- THE INPUT -
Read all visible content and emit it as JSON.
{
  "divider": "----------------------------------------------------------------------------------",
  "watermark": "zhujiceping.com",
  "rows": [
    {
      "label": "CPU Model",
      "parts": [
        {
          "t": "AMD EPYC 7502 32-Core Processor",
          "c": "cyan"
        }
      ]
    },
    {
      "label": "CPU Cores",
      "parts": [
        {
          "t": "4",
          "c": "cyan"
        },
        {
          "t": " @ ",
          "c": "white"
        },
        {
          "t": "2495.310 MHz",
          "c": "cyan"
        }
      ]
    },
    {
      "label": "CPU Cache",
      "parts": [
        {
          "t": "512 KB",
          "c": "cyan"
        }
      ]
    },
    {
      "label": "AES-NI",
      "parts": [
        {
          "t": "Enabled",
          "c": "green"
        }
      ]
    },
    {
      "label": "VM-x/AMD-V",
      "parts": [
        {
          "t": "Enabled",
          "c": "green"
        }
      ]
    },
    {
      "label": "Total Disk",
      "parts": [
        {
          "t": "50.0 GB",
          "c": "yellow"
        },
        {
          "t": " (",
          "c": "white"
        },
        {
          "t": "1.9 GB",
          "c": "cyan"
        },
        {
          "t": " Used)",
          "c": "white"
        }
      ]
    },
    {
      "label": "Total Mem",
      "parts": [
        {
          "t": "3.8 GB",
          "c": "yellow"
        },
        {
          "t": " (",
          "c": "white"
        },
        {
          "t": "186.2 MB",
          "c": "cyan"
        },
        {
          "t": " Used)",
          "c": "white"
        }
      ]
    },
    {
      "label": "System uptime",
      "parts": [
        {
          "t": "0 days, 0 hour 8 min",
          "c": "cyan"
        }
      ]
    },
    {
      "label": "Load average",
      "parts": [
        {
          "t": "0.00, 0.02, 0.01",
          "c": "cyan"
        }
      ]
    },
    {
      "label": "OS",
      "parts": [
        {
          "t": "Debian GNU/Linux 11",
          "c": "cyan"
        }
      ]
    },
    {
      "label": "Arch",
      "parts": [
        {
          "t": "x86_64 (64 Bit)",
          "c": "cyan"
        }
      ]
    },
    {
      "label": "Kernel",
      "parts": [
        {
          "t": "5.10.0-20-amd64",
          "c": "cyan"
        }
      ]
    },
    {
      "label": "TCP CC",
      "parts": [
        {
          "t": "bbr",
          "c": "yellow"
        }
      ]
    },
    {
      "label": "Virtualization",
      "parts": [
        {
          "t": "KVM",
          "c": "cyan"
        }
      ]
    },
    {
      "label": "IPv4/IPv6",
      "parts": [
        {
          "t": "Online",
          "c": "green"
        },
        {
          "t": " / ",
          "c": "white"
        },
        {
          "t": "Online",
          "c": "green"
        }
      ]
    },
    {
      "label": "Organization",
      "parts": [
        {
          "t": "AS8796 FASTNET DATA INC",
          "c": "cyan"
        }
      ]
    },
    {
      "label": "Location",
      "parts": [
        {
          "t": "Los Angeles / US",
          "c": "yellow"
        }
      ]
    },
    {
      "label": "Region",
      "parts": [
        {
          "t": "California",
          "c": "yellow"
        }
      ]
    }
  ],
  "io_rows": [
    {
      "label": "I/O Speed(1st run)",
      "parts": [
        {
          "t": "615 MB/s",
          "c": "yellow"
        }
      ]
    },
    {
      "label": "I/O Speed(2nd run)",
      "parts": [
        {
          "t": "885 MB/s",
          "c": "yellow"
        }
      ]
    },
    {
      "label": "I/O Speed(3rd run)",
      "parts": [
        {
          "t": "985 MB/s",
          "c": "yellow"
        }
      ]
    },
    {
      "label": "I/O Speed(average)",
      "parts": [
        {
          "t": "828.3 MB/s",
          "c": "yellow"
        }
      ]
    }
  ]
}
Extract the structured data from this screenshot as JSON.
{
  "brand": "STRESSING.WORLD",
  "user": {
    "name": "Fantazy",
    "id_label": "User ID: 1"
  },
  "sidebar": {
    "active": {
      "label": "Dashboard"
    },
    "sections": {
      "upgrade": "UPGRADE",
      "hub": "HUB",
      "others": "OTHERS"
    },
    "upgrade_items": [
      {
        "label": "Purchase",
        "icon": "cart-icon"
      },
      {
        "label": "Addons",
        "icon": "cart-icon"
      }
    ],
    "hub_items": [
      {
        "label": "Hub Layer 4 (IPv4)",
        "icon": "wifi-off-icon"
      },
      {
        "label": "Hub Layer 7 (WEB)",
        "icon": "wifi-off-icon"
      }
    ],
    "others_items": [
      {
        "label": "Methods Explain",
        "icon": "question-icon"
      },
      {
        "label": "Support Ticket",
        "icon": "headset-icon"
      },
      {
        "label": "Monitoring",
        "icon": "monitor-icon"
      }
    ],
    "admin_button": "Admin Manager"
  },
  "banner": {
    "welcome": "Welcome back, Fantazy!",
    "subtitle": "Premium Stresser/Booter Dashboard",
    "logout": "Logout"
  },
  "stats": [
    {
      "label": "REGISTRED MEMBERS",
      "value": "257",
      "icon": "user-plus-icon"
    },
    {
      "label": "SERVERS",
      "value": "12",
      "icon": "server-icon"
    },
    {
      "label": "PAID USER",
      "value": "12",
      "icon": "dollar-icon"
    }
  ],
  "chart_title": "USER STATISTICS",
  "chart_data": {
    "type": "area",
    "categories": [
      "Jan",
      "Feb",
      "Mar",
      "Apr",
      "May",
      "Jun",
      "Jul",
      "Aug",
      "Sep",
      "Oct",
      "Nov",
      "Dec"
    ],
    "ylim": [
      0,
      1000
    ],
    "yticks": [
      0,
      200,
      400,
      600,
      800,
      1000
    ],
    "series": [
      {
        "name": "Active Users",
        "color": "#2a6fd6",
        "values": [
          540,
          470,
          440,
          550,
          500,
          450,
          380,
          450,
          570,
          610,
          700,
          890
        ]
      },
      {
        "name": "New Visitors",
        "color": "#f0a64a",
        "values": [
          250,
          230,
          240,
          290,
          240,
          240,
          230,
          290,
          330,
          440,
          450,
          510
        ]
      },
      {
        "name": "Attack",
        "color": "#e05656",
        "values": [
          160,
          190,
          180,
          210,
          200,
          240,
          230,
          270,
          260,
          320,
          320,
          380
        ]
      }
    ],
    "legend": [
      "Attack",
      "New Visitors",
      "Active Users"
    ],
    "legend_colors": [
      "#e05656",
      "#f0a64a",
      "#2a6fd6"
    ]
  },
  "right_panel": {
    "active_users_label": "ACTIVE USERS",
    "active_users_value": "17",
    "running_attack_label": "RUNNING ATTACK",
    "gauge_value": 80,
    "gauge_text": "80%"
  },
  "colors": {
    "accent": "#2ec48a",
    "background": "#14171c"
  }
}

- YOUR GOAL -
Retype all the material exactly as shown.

- COMPLETED TASK -
Read all visible content and emit it as JSON.
{
  "divider": "----------------------------------------------------------------------------------",
  "watermark": "zhujiceping.com",
  "rows": [
    {
      "label": "CPU Model",
      "parts": [
        {
          "t": "AMD EPYC 7502 32-Core Processor",
          "c": "cyan"
        }
      ]
    },
    {
      "label": "CPU Cores",
      "parts": [
        {
          "t": "4",
          "c": "cyan"
        },
        {
          "t": " @ ",
          "c": "white"
        },
        {
          "t": "2495.310 MHz",
          "c": "cyan"
        }
      ]
    },
    {
      "label": "CPU Cache",
      "parts": [
        {
          "t": "512 KB",
          "c": "cyan"
        }
      ]
    },
    {
      "label": "AES-NI",
      "parts": [
        {
          "t": "Enabled",
          "c": "green"
        }
      ]
    },
    {
      "label": "VM-x/AMD-V",
      "parts": [
        {
          "t": "Enabled",
          "c": "green"
        }
      ]
    },
    {
      "label": "Total Disk",
      "parts": [
        {
          "t": "50.0 GB",
          "c": "yellow"
        },
        {
          "t": " (",
          "c": "white"
        },
        {
          "t": "1.9 GB",
          "c": "cyan"
        },
        {
          "t": " Used)",
          "c": "white"
        }
      ]
    },
    {
      "label": "Total Mem",
      "parts": [
        {
          "t": "3.8 GB",
          "c": "yellow"
        },
        {
          "t": " (",
          "c": "white"
        },
        {
          "t": "186.2 MB",
          "c": "cyan"
        },
        {
          "t": " Used)",
          "c": "white"
        }
      ]
    },
    {
      "label": "System uptime",
      "parts": [
        {
          "t": "0 days, 0 hour 8 min",
          "c": "cyan"
        }
      ]
    },
    {
      "label": "Load average",
      "parts": [
        {
          "t": "0.00, 0.02, 0.01",
          "c": "cyan"
        }
      ]
    },
    {
      "label": "OS",
      "parts": [
        {
          "t": "Debian GNU/Linux 11",
          "c": "cyan"
        }
      ]
    },
    {
      "label": "Arch",
      "parts": [
        {
          "t": "x86_64 (64 Bit)",
          "c": "cyan"
        }
      ]
    },
    {
      "label": "Kernel",
      "parts": [
        {
          "t": "5.10.0-20-amd64",
          "c": "cyan"
        }
      ]
    },
    {
      "label": "TCP CC",
      "parts": [
        {
          "t": "bbr",
          "c": "yellow"
        }
      ]
    },
    {
      "label": "Virtualization",
      "parts": [
        {
          "t": "KVM",
          "c": "cyan"
        }
      ]
    },
    {
      "label": "IPv4/IPv6",
      "parts": [
        {
          "t": "Online",
          "c": "green"
        },
        {
          "t": " / ",
          "c": "white"
        },
        {
          "t": "Online",
          "c": "green"
        }
      ]
    },
    {
      "label": "Organization",
      "parts": [
        {
          "t": "AS8796 FASTNET DATA INC",
          "c": "cyan"
        }
      ]
    },
    {
      "label": "Location",
      "parts": [
        {
          "t": "Los Angeles / US",
          "c": "yellow"
        }
      ]
    },
    {
      "label": "Region",
      "parts": [
        {
          "t": "California",
          "c": "yellow"
        }
      ]
    }
  ],
  "io_rows": [
    {
      "label": "I/O Speed(1st run)",
      "parts": [
        {
          "t": "615 MB/s",
          "c": "yellow"
        }
      ]
    },
    {
      "label": "I/O Speed(2nd run)",
      "parts": [
        {
          "t": "885 MB/s",
          "c": "yellow"
        }
      ]
    },
    {
      "label": "I/O Speed(3rd run)",
      "parts": [
        {
          "t": "985 MB/s",
          "c": "yellow"
        }
      ]
    },
    {
      "label": "I/O Speed(average)",
      "parts": [
        {
          "t": "828.3 MB/s",
          "c": "yellow"
        }
      ]
    }
  ]
}
Extract the structured data from this screenshot as JSON.
{
  "brand": "STRESSING.WORLD",
  "user": {
    "name": "Fantazy",
    "id_label": "User ID: 1"
  },
  "sidebar": {
    "active": {
      "label": "Dashboard"
    },
    "sections": {
      "upgrade": "UPGRADE",
      "hub": "HUB",
      "others": "OTHERS"
    },
    "upgrade_items": [
      {
        "label": "Purchase",
        "icon": "cart-icon"
      },
      {
        "label": "Addons",
        "icon": "cart-icon"
      }
    ],
    "hub_items": [
      {
        "label": "Hub Layer 4 (IPv4)",
        "icon": "wifi-off-icon"
      },
      {
        "label": "Hub Layer 7 (WEB)",
        "icon": "wifi-off-icon"
      }
    ],
    "others_items": [
      {
        "label": "Methods Explain",
        "icon": "question-icon"
      },
      {
        "label": "Support Ticket",
        "icon": "headset-icon"
      },
      {
        "label": "Monitoring",
        "icon": "monitor-icon"
      }
    ],
    "admin_button": "Admin Manager"
  },
  "banner": {
    "welcome": "Welcome back, Fantazy!",
    "subtitle": "Premium Stresser/Booter Dashboard",
    "logout": "Logout"
  },
  "stats": [
    {
      "label": "REGISTRED MEMBERS",
      "value": "257",
      "icon": "user-plus-icon"
    },
    {
      "label": "SERVERS",
      "value": "12",
      "icon": "server-icon"
    },
    {
      "label": "PAID USER",
      "value": "12",
      "icon": "dollar-icon"
    }
  ],
  "chart_title": "USER STATISTICS",
  "chart_data": {
    "type": "area",
    "categories": [
      "Jan",
      "Feb",
      "Mar",
      "Apr",
      "May",
      "Jun",
      "Jul",
      "Aug",
      "Sep",
      "Oct",
      "Nov",
      "Dec"
    ],
    "ylim": [
      0,
      1000
    ],
    "yticks": [
      0,
      200,
      400,
      600,
      800,
      1000
    ],
    "series": [
      {
        "name": "Active Users",
        "color": "#2a6fd6",
        "values": [
          540,
          470,
          440,
          550,
          500,
          450,
          380,
          450,
          570,
          610,
          700,
          890
        ]
      },
      {
        "name": "New Visitors",
        "color": "#f0a64a",
        "values": [
          250,
          230,
          240,
          290,
          240,
          240,
          230,
          290,
          330,
          440,
          450,
          510
        ]
      },
      {
        "name": "Attack",
        "color": "#e05656",
        "values": [
          160,
          190,
          180,
          210,
          200,
          240,
          230,
          270,
          260,
          320,
          320,
          380
        ]
      }
    ],
    "legend": [
      "Attack",
      "New Visitors",
      "Active Users"
    ],
    "legend_colors": [
      "#e05656",
      "#f0a64a",
      "#2a6fd6"
    ]
  },
  "right_panel": {
    "active_users_label": "ACTIVE USERS",
    "active_users_value": "17",
    "running_attack_label": "RUNNING ATTACK",
    "gauge_value": 80,
    "gauge_text": "80%"
  },
  "colors": {
    "accent": "#2ec48a",
    "background": "#14171c"
  }
}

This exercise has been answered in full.